We are of course scheming away and looking at creating a new video-dance project. More on that soon… watch this space!
How did you become a composer and conductor?
I started creating and writing music as soon as I started learning an instrument. I used to get some friends together at the Lewisham Schools Music Service to play through some of my music. We realised that someone needed to conduct – so I had a crack. I had no idea what I was doing and beat time the wrong way round! Despite this, I remember the thrill in my heart hearing my music played and being the one flapping my arms around to make it happen. And I have the great pleasure of chasing that thrill my whole life.
How will the musicians participating in the project be paid?

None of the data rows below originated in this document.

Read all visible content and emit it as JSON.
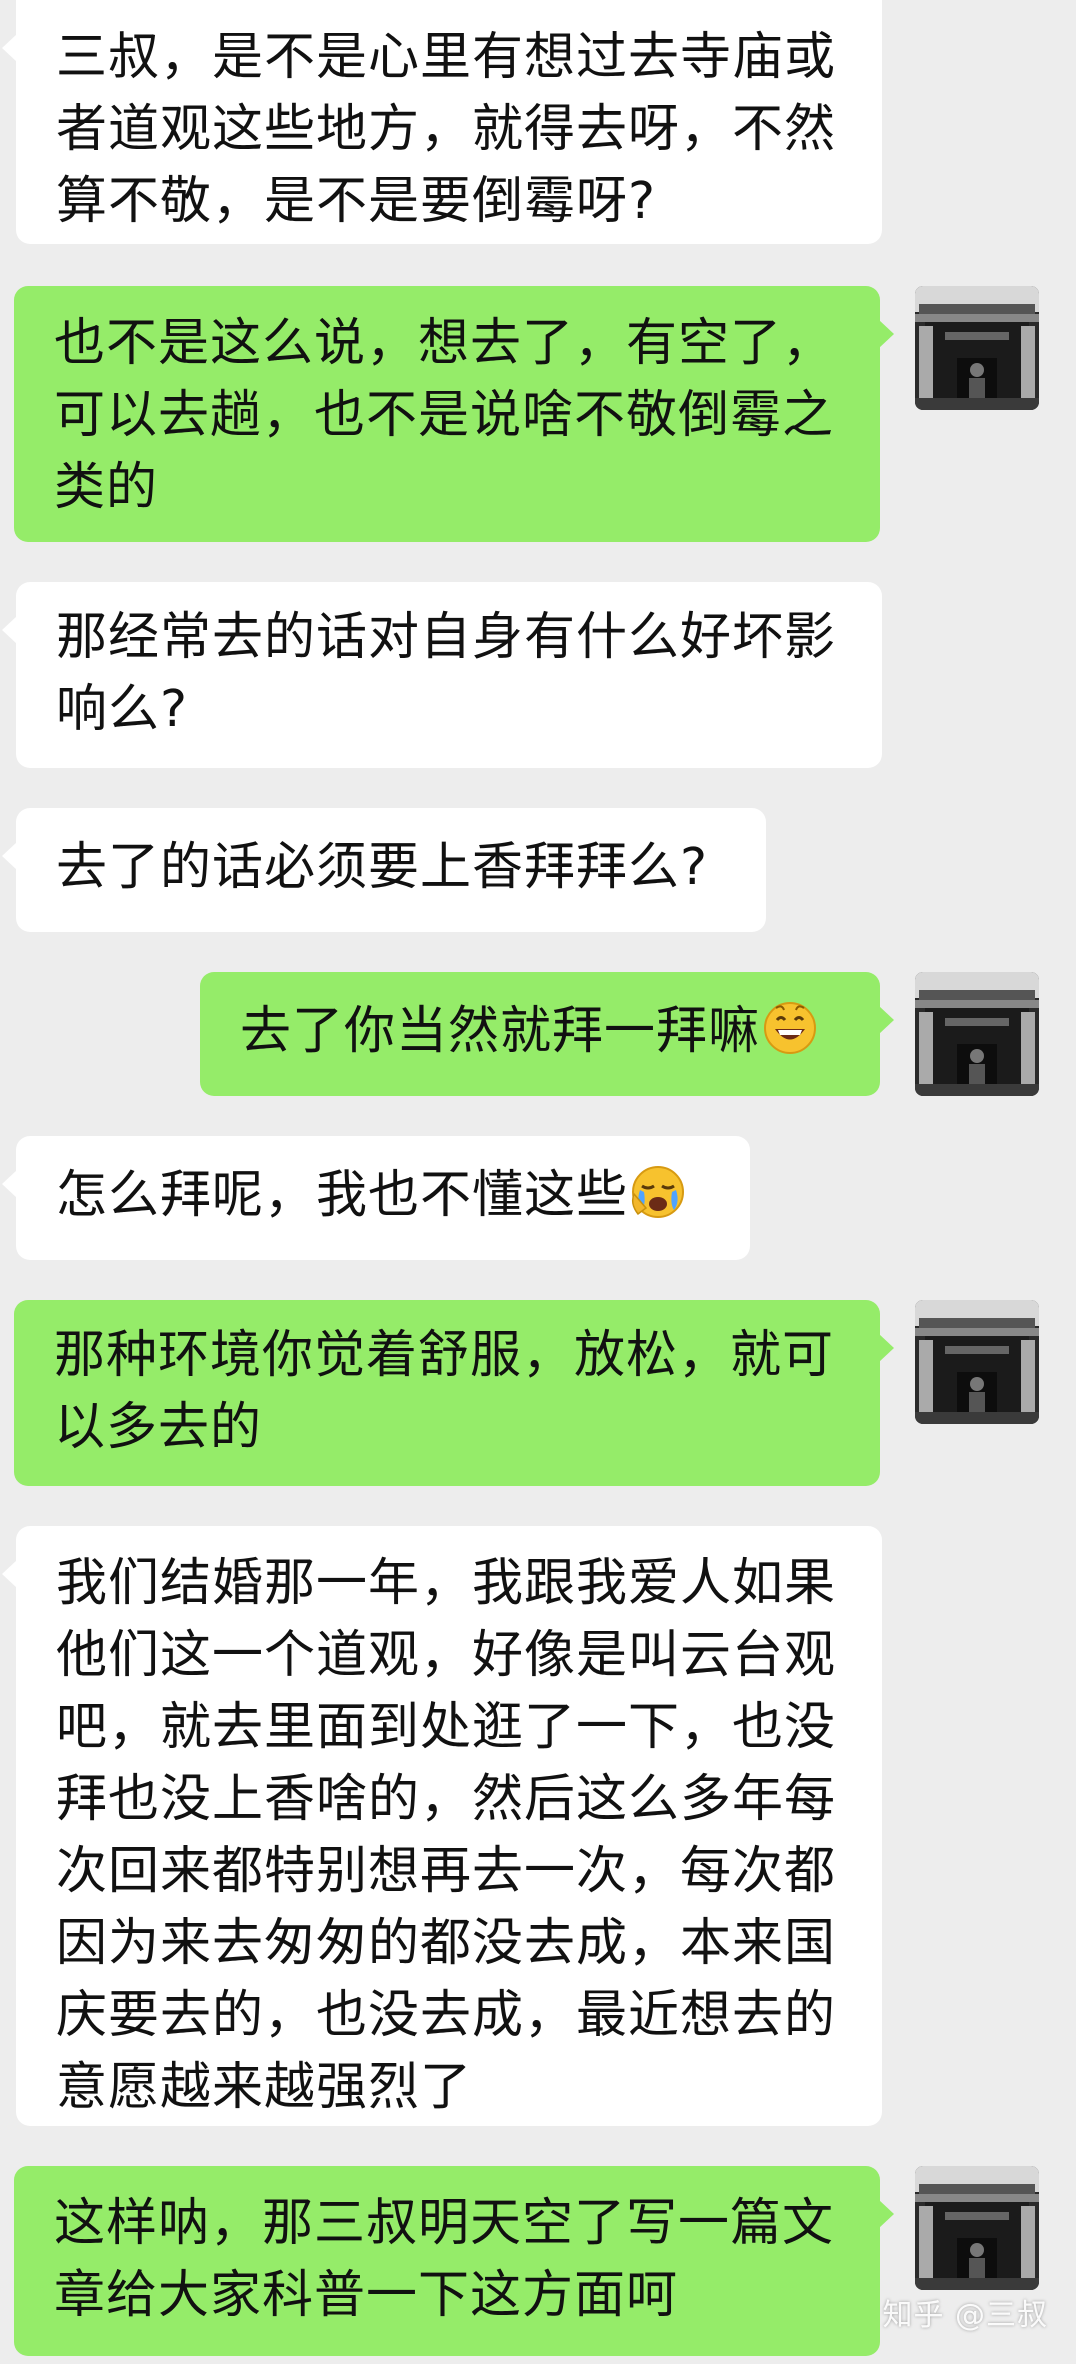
{
  "messages": [
    {
      "side": "in",
      "lines": [
        "三叔，是不是心里有想过去寺庙或",
        "者道观这些地方，就得去呀，不然",
        "算不敬，是不是要倒霉呀?"
      ]
    },
    {
      "side": "out",
      "lines": [
        "也不是这么说，想去了，有空了，",
        "可以去趟，也不是说啥不敬倒霉之",
        "类的"
      ]
    },
    {
      "side": "in",
      "lines": [
        "那经常去的话对自身有什么好坏影",
        "响么?"
      ]
    },
    {
      "side": "in",
      "lines": [
        "去了的话必须要上香拜拜么?"
      ]
    },
    {
      "side": "out",
      "lines": [
        "去了你当然就拜一拜嘛"
      ],
      "emoji": "grinning-face-emoji"
    },
    {
      "side": "in",
      "lines": [
        "怎么拜呢，我也不懂这些"
      ],
      "emoji": "crying-face-emoji"
    },
    {
      "side": "out",
      "lines": [
        "那种环境你觉着舒服，放松，就可",
        "以多去的"
      ]
    },
    {
      "side": "in",
      "lines": [
        "我们结婚那一年，我跟我爱人如果",
        "他们这一个道观，好像是叫云台观",
        "吧，就去里面到处逛了一下，也没",
        "拜也没上香啥的，然后这么多年每",
        "次回来都特别想再去一次，每次都",
        "因为来去匆匆的都没去成，本来国",
        "庆要去的，也没去成，最近想去的",
        "意愿越来越强烈了"
      ]
    },
    {
      "side": "out",
      "lines": [
        "这样呐，那三叔明天空了写一篇文",
        "章给大家科普一下这方面呵"
      ]
    }
  ],
  "watermark": "知乎 @三叔",
  "colors": {
    "background": "#ededed",
    "incoming_bubble": "#ffffff",
    "outgoing_bubble": "#95ec69",
    "text": "#111111"
  },
  "avatar_icon": "temple-photo-avatar"
}
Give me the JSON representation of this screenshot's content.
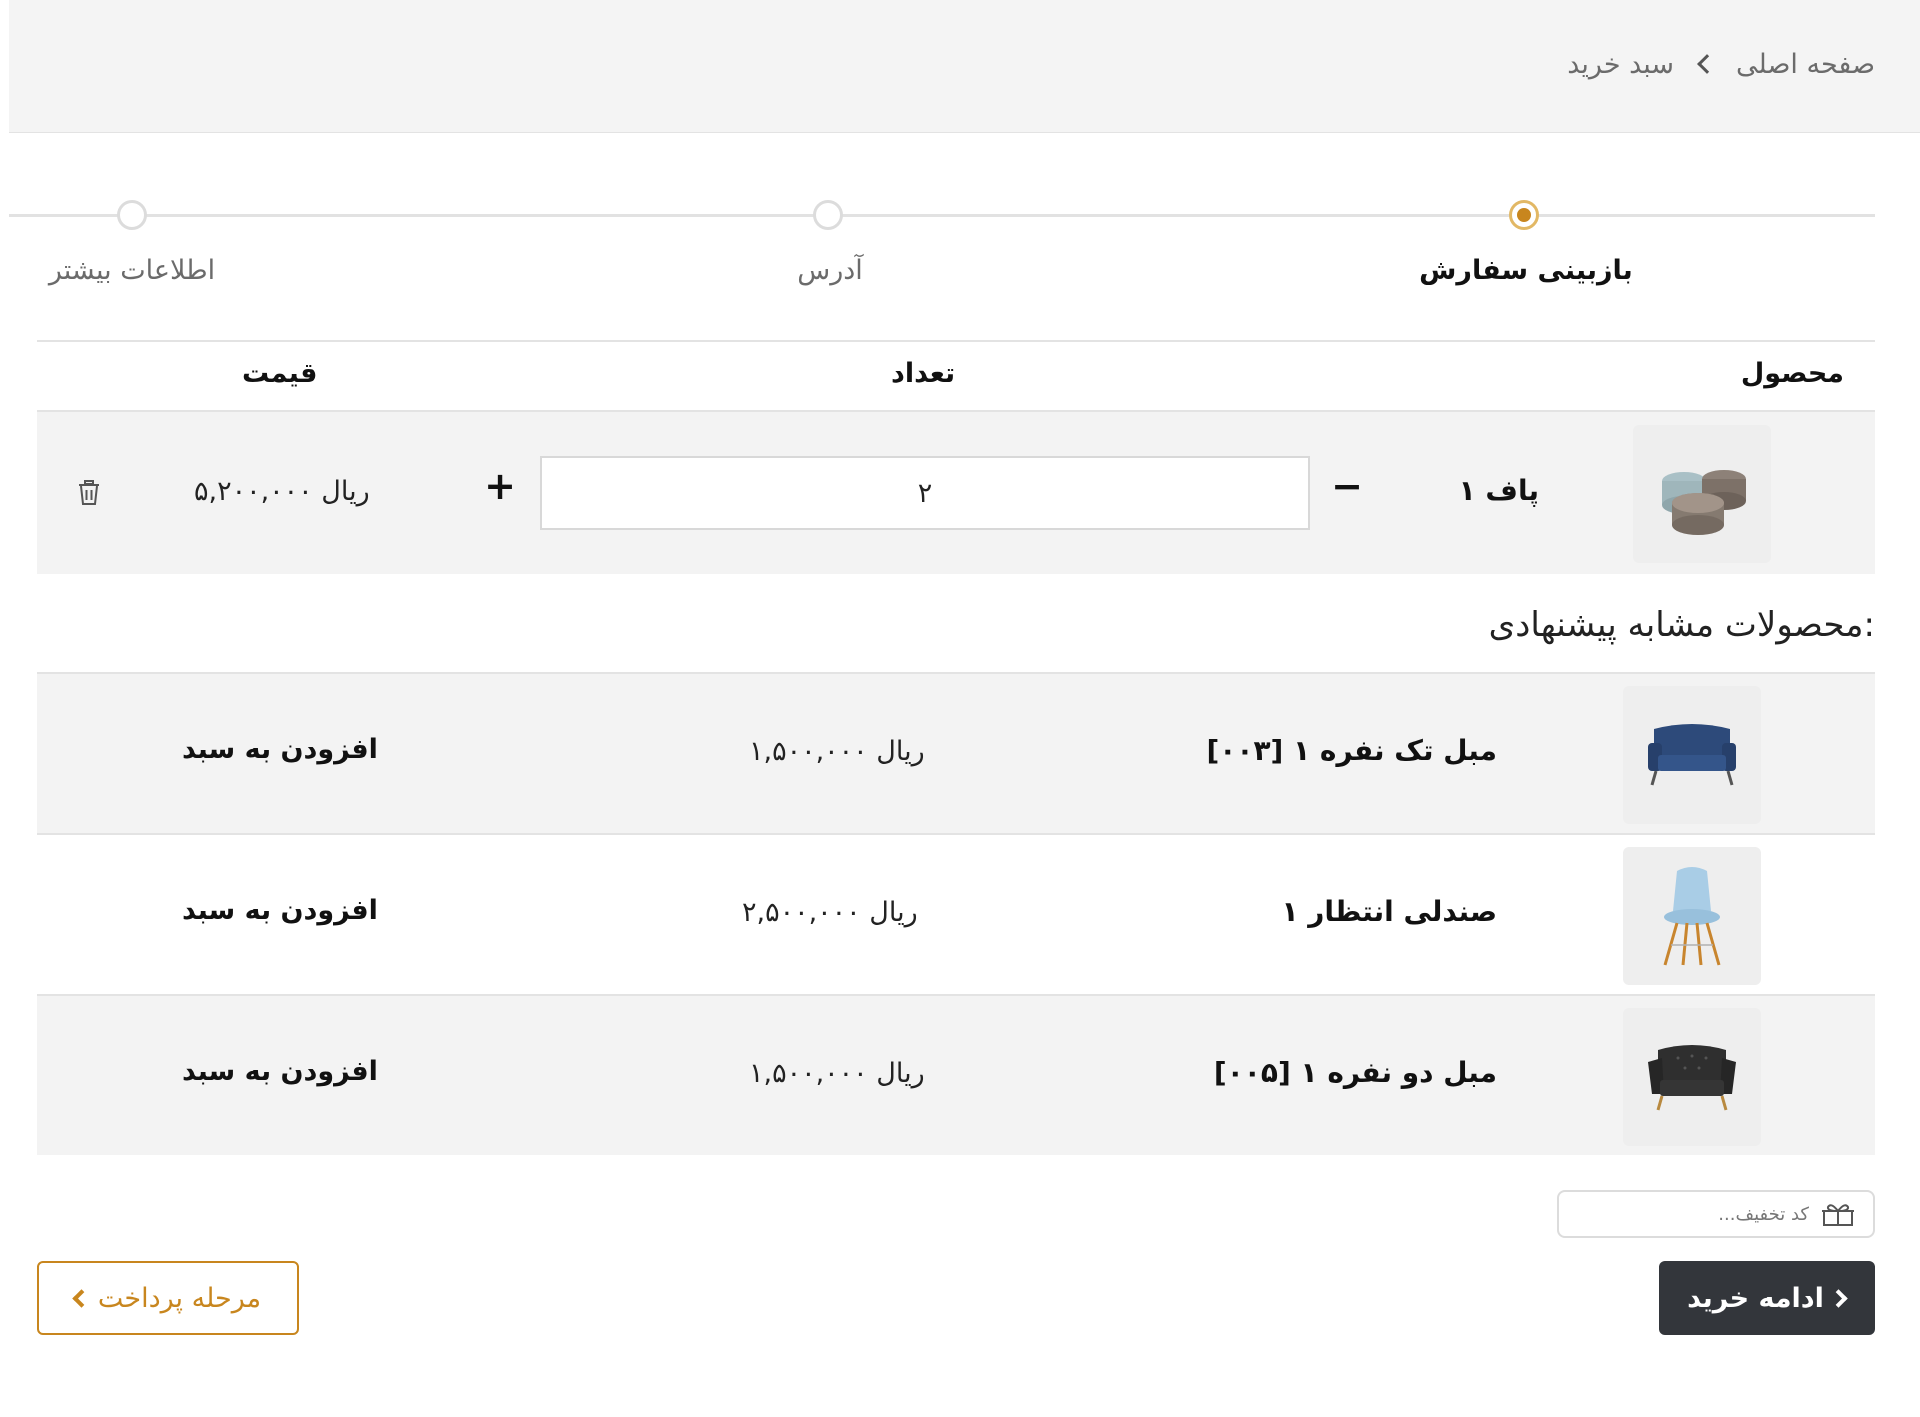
{
  "breadcrumb": {
    "home": "صفحه اصلی",
    "current": "سبد خرید"
  },
  "steps": [
    {
      "label": "بازبینی سفارش",
      "active": true
    },
    {
      "label": "آدرس",
      "active": false
    },
    {
      "label": "اطلاعات بیشتر",
      "active": false
    }
  ],
  "cart": {
    "headers": {
      "product": "محصول",
      "quantity": "تعداد",
      "price": "قیمت"
    },
    "item": {
      "name": "پاف ۱",
      "quantity": "۲",
      "price": "۵,۲۰۰,۰۰۰ ریال",
      "minus": "−",
      "plus": "+"
    }
  },
  "suggestions": {
    "title": "محصولات مشابه پیشنهادی:",
    "add_label": "افزودن به سبد",
    "items": [
      {
        "name": "[۰۰۳] مبل تک نفره ۱",
        "price": "۱,۵۰۰,۰۰۰ ریال"
      },
      {
        "name": "صندلی انتظار ۱",
        "price": "۲,۵۰۰,۰۰۰ ریال"
      },
      {
        "name": "[۰۰۵] مبل دو نفره ۱",
        "price": "۱,۵۰۰,۰۰۰ ریال"
      }
    ]
  },
  "coupon": {
    "text": "...کد تخفیف"
  },
  "buttons": {
    "continue": "ادامه خرید",
    "pay": "مرحله پرداخت"
  },
  "colors": {
    "accent": "#c8861e",
    "dark_button": "#33363b",
    "row_shade": "#f3f3f3"
  }
}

With the help of Sir Willard White, we have launched a fundraising campaign so that artists can be paid a professional rate for their work. The project is as much about supporting professional performers as it is care home residents.
Do you have a favourite composer?
This is a tricky one. There are a huge number of artists that inspire, intrigue and surprise me. If forced, I think I would have to say Stravinsky for innovation in the opera-ballet art form, which is now central to my practice as a composer and conductor.
How does performing on the internet – especially in a one to one situation – differ from performing in a conventional concert hall?
Performing virtually couldn’t be more different to live concerts. Usually, we go on stage knowing exactly what we are going to perform, and we bow formally to graciously accept the applause. In these one-to-one virtual performances, we respond to the audience and invite them to choose what we play and receive very touching personal feedback. In fact, it is such a moving experience that many performers finish their sessions with tears in their eyes!
What impact do you think the performances have on the lives of the elderly who are to benefit from Connecting Stars?
Loneliness and mental wellbeing have always been major issues in care homes and have been exacerbated by Covid-19. Residents have not had visits from friends of family for over three months. To protect residents, some care homes have kept everyone in their rooms to avoid human contact. It is, in equal measure, a distressing and monotonous time for many residents. Our project can bring residents entertaining performances and friendly conversation to brighten the day and raise morale. The feedback we have had from residents and carers has been heartwarming to hear, and we are resolved to continue the programme for as long as funds allow.
What does Connecting Stars teach us about how to respond to the virus?
My feeling from the very beginning was this – no virus can kill art. The pandemic meant that we could create and share in the way we used to, so we had better do what we do best – be creative!
Do you think the virus will have a lasting impact on the way we perceive and engage with music?
I think that there are many unknowns about what the future will hold. This pandemic has caused some trends to accelerate, such as embracing the possibilities of technology. However, many people will miss the live concert experience, so I hope there will be an enthusiastic return when we are able.
Thank you so much for your time!
Photo: Geyer (top R) and other participants in Connecting Stars / Image: Constella
Connecting Stars is currently booking upon request. For further information or to arrange a performance visit the Connecting Stars website here.
Watch the call for donations for Connecting Stars here: